(Chicago, IL) — April 18, 2011. The Illinois Department of Public Health announced its plans late last week to restrict access to the AIDS Drug Assistance Program to new applicants with incomes at or below 300% of the federal poverty level versus the current 500% limit, drawing opposition from top HIV/AIDS activists and an angry reaction from a top Illinois House Democrat.
“I have been working like a dog to stop this looming restriction to living-saving HIV/AIDS medication from happening, and I am furious with this decision,” said State Rep. Sara Feigenholtz (D-Chicago), Chair of the House Human Services Appropriations Committee.
“The HIV/AIDS drugs program is not where administrators at the Illinois Department of Public Health should cut,” said Feignenholtz.
The state’s public health agency, which attempted to bury the bad news by unveiling its decision on Friday April 15, expects the change in eligibility criteria will likely affect 100 or more individuals annually, saving the state $1.3 million, or just under 3% of program costs.
“The human services appropriations committee this year plans to start its budget cuts on the department’s $882,000 annual Chicago office rent on south Michigan Avenue before it cuts life saving medication,” said Feigenholtz.
“This is a sad day for the fight against HIV/AIDS in Illinois,” said David Ernesto Munar, President/CEO of the AIDS Foundation of Chicago. “The new policy will keep ADAP out-of-reach for hundreds of individuals who have nowhere else to turn for help.
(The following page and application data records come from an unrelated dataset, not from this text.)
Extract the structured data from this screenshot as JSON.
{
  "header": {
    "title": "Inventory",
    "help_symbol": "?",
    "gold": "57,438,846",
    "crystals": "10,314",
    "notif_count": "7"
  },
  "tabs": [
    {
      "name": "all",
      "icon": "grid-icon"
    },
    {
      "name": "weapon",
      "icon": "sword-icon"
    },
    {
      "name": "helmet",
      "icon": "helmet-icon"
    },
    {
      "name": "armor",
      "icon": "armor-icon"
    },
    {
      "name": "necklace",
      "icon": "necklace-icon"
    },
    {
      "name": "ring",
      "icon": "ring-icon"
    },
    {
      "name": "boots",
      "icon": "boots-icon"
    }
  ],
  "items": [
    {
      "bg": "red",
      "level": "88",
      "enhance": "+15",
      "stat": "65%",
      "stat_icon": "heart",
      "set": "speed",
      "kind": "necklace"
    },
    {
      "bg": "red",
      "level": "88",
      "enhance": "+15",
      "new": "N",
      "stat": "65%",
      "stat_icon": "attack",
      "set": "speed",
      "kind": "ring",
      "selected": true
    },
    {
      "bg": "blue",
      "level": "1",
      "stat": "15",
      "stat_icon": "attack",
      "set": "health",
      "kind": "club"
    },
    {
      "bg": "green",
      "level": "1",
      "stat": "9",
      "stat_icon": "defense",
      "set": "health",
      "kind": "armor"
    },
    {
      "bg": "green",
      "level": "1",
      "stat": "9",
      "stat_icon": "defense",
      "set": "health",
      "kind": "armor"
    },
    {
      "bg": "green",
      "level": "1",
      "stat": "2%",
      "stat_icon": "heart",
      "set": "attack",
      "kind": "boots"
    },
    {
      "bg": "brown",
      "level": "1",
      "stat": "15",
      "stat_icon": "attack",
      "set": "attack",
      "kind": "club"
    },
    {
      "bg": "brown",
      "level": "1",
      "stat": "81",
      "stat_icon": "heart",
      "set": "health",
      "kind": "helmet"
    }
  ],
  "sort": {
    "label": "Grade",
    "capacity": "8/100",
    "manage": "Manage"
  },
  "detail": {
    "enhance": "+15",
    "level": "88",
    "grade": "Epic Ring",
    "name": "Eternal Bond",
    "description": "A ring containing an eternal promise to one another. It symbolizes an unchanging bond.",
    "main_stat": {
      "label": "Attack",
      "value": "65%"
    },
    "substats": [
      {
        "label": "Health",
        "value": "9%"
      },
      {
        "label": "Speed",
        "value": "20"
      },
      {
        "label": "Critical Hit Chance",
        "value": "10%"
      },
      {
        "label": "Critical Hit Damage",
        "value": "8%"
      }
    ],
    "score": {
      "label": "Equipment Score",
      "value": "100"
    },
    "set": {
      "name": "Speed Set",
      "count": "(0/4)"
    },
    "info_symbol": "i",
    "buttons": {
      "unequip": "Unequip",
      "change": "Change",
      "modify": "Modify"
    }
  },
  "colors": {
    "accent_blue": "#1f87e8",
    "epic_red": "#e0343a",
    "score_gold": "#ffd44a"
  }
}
Many will simply forgo treatment …”
Jointly funded by the federal and state governments, ADAP provides HIV medications each month to more than 4,200 Illinoisans who have no other means to afford their lifesaving medications, which can cost $18,000 or more per year.
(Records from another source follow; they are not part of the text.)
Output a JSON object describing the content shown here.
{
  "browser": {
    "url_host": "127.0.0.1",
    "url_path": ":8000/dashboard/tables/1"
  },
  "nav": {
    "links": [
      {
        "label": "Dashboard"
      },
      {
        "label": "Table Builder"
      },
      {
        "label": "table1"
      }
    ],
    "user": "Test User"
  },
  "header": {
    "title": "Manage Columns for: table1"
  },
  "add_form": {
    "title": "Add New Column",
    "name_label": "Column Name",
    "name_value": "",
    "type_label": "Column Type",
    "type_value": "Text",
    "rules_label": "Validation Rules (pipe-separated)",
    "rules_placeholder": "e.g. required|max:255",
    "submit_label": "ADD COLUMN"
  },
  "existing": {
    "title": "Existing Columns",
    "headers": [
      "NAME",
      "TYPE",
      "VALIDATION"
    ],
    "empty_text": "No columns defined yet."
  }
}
All current program recipients, including those with incomes between 300-500 percent of poverty, will continue to receive ADAP services, provided they meet other eligibility criteria and reapply for the program every six months.
Stemming spiraling costs that threaten continuity of care for existing program clients motivated the changes, state officials said.
The announcement comes on the heels of two years of financial pressure on the program. Record numbers of people with HIV became eligible and joined ADAP as a result of the economic downturn, high unemployment, and losses of private health insurance. Illinois has struggled to keep its program solvent in the face of inadequate federal funding.
Nationally, nearly 8,000 people with HIV in 11 states are on ADAP waiting lists.
In 2009, Governor Pat Quinn redirected an additional $7 million, including portions of the state’s HIV prevention, housing and care budgets, toward ADAP to avoid financial collapse. With pressure from state lawmakers to close the Illinois budget gap, public health officials forecast a $1.8 million shortfall for ADAP in 2012 without cost-containment measures.
In addition, Illinois received nearly $5 million this year in one-time supplemental federal funding because the state’s caseload grew so significantly. However, slower growth to date means Illinois may not receive this funding next year.
“We’re fully committed to continuing to work closely with the General Assembly, Governor Quinn, IDPH, and federal lawmakers to identify additional funds that will allow unrestricted ADAP access for Illinoisans who desperately need HIV medications to survive and thrive,” said John Peller, AFC Vice President of Policy.
“We’re going back to the budget drawing board,” Feigenholtz added.